The following cutoffs will be used to determine letter grades. In the ranges below, x stands for your total score at the end of the semester. Final scores near a cutoff will be individually considered for the next higher grade. Plus(+) and minus(-) grades will also be given; their cutoffs will be determined at the end of the semester.
|88 <= x < 100||A|
|75 <= x < 88||
|60 <= x < 75||C|
|50 <= x < 60||D|
|00 <= x < 50||F|
Grades are not curved in this course. It is theoretically possible for everyone in the class to get an A (or an F). Your final grade depends only on your own final score and not on that of others.
The University of Iowa expects students to set high academic standards for themselves and work hard towards achieving them. You can achieve true academic excellence only through dedicated work. An average workload of 6 hours a week besides class attendance should be considered the norm for this course. More effort might be needed depending on your background, predisposition and academic ambition.
Academic dishonesty will not be tolerated. In particular, under no circumstances should you pass off someone else's work as your own. This also applies to code or other material that you might find on the Internet.
Sharing solutions of graded homework (assignments and project) between teams or copying someone else's work,
including posted solutions from previous editions of the course, is not allowed.
Doing that will result in a zero on the assignment
and a report to the CS department's chair and the college.
You are allowed and encouraged to discuss with students in other teams concepts and ideas that relate to the class and the homework assignments. However, it is important to ensure that these discussions do not lead to the actual exchange of written material.

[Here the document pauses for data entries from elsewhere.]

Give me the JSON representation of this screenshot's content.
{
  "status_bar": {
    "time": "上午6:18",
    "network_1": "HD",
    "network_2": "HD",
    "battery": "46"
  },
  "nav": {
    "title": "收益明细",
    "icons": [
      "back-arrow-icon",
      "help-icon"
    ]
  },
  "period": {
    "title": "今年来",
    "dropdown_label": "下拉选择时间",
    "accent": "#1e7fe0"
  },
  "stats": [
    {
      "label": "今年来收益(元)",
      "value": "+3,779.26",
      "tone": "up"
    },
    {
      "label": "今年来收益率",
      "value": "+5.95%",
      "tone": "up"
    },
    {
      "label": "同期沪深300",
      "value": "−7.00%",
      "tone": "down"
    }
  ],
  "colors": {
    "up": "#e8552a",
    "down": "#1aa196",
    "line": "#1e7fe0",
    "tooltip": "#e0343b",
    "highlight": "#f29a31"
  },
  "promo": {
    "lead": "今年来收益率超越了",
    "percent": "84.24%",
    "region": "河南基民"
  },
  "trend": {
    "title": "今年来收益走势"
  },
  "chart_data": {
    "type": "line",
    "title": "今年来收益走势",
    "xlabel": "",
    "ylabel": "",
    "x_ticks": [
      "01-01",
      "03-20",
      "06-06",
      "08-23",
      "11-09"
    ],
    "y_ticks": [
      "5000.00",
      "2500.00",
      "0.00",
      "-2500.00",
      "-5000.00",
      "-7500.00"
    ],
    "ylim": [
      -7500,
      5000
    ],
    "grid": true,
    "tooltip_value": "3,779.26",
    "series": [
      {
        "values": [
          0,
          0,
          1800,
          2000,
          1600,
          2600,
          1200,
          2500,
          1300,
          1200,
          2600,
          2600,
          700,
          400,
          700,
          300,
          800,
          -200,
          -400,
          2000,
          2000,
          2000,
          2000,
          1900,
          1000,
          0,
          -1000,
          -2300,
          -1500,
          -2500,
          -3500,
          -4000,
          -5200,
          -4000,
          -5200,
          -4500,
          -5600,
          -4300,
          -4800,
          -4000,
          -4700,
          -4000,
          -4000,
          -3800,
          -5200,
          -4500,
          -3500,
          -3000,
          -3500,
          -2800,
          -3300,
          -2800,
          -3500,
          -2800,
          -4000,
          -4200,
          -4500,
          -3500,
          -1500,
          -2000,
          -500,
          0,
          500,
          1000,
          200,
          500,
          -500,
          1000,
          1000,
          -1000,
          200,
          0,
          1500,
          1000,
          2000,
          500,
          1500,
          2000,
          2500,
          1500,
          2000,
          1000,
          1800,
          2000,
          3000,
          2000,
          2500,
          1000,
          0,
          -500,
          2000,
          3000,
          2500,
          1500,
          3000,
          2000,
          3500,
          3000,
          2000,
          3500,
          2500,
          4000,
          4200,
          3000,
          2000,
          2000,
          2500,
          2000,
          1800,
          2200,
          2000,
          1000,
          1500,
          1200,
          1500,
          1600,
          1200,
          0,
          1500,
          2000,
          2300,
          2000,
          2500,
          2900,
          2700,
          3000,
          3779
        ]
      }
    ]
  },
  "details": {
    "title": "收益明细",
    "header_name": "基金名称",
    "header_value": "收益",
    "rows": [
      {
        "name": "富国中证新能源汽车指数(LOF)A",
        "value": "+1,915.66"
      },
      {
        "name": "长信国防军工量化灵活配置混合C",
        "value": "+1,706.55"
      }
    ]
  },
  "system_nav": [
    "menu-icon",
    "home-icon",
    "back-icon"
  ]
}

The midterm exams are individual tests.
Each student must be complete them without any help from others. Exam answers showing strong similarities and/or duplication will receive a fail grade and the students involved will be reported to the Department and the College.
If you are unclear about what constitutes academic dishonesty it is your responsibility to contact the instructors or consult the CLAS policy (online version). Be aware that repeated academic dishonesty offenses lead to suspension or expulsion from the University.
Communicating with the Instructors:
We welcome questions related to the course.
Students are strongly encouraged to post their class-related questions on Piazza (publicly or privately, as appropriate) rather than emailing questions to the teaching staff.
Questions sent by email will receive lower priority.
We will try to answer all questions, posted or emailed,
by the end of the following day.
We will occasionally send email announcements to all students in the class. Recall that you are responsible for all official correspondence sent to your Hawkmail address (see General CLAS Policies on electronic Communication below).
Assigned Readings: Students are expected to study all the material assigned as required readings, even if that material is not explicitly discussed in class or in the homeworks.
Additional Readings and Discussions: Students are encouraged to go over any specifically suggested readings and consult any relevant materials beyond those provided on the course's web site. They are also encouraged to discuss the course topics with their classmates. It is a genuinely helpful learning activity having to formulate one's own thoughts about the material well enough to express them to others.
Attendance: Students are expected to attend all classes. Their knowledge and therefore their grade depends on it. They are responsible for all announcements and material covered during class even if they did not attend.
Extra Credit: No extra-credit assignments or tests will be given on an individual basis (although they maybe given to the whole class).
Make-up Exams: Make-up exams will be offered only if there is a serious, documented reason for not being able to take a scheduled exam, and if the request is made at least a week before the exam.
Regrading: Students thinking a graded assignment or test has been misgraded and deserves a regrading are invited to let the instructor know. The instructor welcomes and will give full consideration to all well motivated regrading requests.